Then a fuse blows, the lights come up, and the slapstick marathon begins. Brindsley and Carol grope awkwardly around the apartment, make panicked faces, and trip (or almost trip) over the expensive furniture. Does Brindsley have matches, candles, or a flashlight? No, no, and of course not.

Things become increasingly undone as the play moves along—a prissy neighbor lady (Emily Chisholm) takes refuge in Brindsley’s apartment, Colonel Melkett is indignant about Brindsley’s incompetence with emergencies (“I see,” he grumbles. “N.O. No organization. Bad sign!”), and then the antiques-dealing neighbor comes home early, meaning Brindsley and Carol have to figure out a way to keep things dark until they can swap all his furniture out again.
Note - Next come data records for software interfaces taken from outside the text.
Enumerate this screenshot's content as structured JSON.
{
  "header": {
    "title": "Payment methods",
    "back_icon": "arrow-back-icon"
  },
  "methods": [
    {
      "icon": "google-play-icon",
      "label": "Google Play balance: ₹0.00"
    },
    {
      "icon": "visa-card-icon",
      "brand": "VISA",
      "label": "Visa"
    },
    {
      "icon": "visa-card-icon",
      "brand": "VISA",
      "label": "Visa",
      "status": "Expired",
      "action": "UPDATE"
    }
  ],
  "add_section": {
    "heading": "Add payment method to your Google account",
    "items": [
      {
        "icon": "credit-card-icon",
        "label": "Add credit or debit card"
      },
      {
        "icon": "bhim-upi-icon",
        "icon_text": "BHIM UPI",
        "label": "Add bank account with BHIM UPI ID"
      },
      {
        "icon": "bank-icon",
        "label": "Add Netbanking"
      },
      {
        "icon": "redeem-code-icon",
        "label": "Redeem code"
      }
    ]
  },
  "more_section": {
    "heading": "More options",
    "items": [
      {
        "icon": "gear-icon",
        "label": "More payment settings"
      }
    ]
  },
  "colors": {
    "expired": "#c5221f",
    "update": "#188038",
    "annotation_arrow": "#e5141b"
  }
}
Sloniker plays Brindsley as an insecure, high-pitched squealer—one wonders what Carol, or the mysterious other woman in the photograph Carol found in his dresser drawer, sees in him. But his long, lithe limbs flail comically around the stage, and his rubbery face is perfect for Black Comedy, where one of the pleasures is watching people say something in a pleasant tone of voice but with a snarling expression because they think they can’t be seen. Patten as Colonel Melkett is another great face-maker, driving himself into cross-eyed apoplexies, sneering at the silliness of his daughter, and reacting to the shifting state of the apartment’s furniture with an almost mystical look of confusion.

But Black Comedy’s central joke wears thin after awhile, even as Shaffer keeps raising the stakes by adding new wrinkles, like the German electrician everyone confuses for the millionaire art collector (MJ Sieber), and the tripping and tumbling get more intense. (Lots of walls and doors are walked into—it looks like designer Greg Carter built the walls to bounce ever so slightly off actors’ faces. Regardless, Sloniker ended the show with what looked like a little blood across the bridge of his nose.) The broad characters, braying accents, mild physical peril, and comedy of manners are good for some initial laughs, but once we get the setup, the joke doesn’t have anywhere to go.

Some people say the funniest thing in the world is watching other people fall down. After Black Comedy, I can say I’m not fully in that camp. Though if a man in front of me on opening night had fallen out of his seat and started “crawling down among the knees of the critics,” I might have to reconsider. recommended